PVRIS did a tremendous job in The Maine’s usual place. The Lowell, Mass. based band playing in front of a hometown crowd was the cherry on top. Frontwoman Lynn Gunn’s band-turned project had garnered a lot of applause, and they started with their 2021 single “Monster.” PVRIS featured a lot of new material in their set including songs from their newest album, “EVERGREEN,” which dropped just two days prior on July 14. Gunn and her colleagues provided fun as the penultimate act and helped set the stage for the headliner, emo rock legends Taking Back Sunday.

The crew came out firing and delivered an 18-song set that brought the house down with ear candy to all attending. Lazzara, alongside bassist Shaun Cooper and lead guitarist John Nolan, wore matching red tuxedos for the occasion. The five piece band got things going with the two-decade old headbanger “A Decade Under the Influence,” followed by another oldie in “Liar (It Takes One to Know One).”

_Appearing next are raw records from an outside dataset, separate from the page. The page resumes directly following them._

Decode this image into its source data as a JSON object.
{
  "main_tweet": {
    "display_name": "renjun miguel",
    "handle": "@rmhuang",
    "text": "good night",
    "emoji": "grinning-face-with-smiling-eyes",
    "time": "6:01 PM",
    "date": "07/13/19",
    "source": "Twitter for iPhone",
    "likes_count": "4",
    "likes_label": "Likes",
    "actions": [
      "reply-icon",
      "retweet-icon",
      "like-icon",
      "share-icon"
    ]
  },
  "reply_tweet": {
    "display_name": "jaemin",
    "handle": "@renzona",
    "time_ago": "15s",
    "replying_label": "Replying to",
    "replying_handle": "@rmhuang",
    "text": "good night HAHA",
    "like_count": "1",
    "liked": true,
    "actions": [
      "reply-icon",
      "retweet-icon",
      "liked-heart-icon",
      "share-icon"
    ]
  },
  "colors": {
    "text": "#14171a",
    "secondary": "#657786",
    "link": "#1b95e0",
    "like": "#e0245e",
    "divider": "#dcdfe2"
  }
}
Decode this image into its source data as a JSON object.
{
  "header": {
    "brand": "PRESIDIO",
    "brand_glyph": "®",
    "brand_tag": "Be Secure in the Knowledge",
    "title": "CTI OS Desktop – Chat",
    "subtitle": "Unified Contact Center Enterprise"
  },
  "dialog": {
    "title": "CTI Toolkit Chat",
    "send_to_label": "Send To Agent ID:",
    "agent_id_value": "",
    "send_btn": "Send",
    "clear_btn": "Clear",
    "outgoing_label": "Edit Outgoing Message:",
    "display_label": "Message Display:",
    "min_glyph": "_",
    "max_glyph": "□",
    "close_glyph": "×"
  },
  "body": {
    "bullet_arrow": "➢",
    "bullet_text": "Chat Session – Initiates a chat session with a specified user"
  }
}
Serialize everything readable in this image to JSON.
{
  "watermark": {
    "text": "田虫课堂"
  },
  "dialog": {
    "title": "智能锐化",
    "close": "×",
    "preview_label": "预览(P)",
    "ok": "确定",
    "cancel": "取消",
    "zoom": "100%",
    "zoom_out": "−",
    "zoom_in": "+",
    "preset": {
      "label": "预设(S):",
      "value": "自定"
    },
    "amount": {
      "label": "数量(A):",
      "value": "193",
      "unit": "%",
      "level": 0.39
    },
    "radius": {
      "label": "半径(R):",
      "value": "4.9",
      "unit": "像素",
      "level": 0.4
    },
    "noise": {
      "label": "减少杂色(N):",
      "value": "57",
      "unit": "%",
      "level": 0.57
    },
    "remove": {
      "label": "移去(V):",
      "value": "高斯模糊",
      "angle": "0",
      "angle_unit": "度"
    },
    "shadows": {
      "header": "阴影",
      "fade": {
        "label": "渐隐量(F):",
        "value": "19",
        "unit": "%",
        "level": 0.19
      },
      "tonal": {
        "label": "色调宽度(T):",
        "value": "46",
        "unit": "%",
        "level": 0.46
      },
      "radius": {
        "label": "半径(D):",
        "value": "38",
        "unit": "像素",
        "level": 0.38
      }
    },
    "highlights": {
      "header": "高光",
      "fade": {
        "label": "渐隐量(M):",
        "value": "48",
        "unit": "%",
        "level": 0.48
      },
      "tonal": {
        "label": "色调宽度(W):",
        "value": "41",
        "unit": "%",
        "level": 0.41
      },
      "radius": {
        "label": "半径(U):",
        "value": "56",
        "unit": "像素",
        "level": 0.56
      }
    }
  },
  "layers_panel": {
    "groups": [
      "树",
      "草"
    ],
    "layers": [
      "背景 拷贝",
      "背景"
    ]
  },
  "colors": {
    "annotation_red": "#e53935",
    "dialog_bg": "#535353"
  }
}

Taking Back Sunday mixed up their setlist well, incorporating classic tracks from earlier albums with newer tracks released in the past decade. Numbers like “Set Phasers to Stun” and “One Eighty by Summer” from their 2004 album “Where You Want to Be” were played, joined by “Tidal Wave,” “Stood a Chance”  and “Flicker, Fade,” newer releases over the past decade. Their newest single “The One” came out a week before the tour began and was played in the middle of their act.

In the closing stages of their show, Taking Back Sunday thanked the crowd for coming out in the pouring rain to watch them and the supporting acts play, and gave fans a treat by playing their fan favorites, including “You’re So Last Summer” and “Cute Without the ‘E’ (Cut From the Team).” The band wasn’t finished there; Lazzara acknowledged that, for the most part, bands usually play the hits during sets, but in the case of Taking Back Sunday, they went against the grain and asked fans to listen and take in a new, unreleased song. However, Taking Back Sunday made sure to leave the crowd with a treat before exiting, playing their biggest hit “MakeDamnSure” as the final song. The track left Leader Bank Pavilion buzzing and fans far from tired after a long day listening to bands they adore.

As it seems, neither the seating arrangements of the venue or the downpours rained on the parade of fans and artists and kept them from having an amazing time. The stage presence and frenzy of fans brought good times to many, and above all else, have people anticipating next year’s event.

About the Contributors
Nick Collins, Sports Editor
Olivia Reid, Photo Editor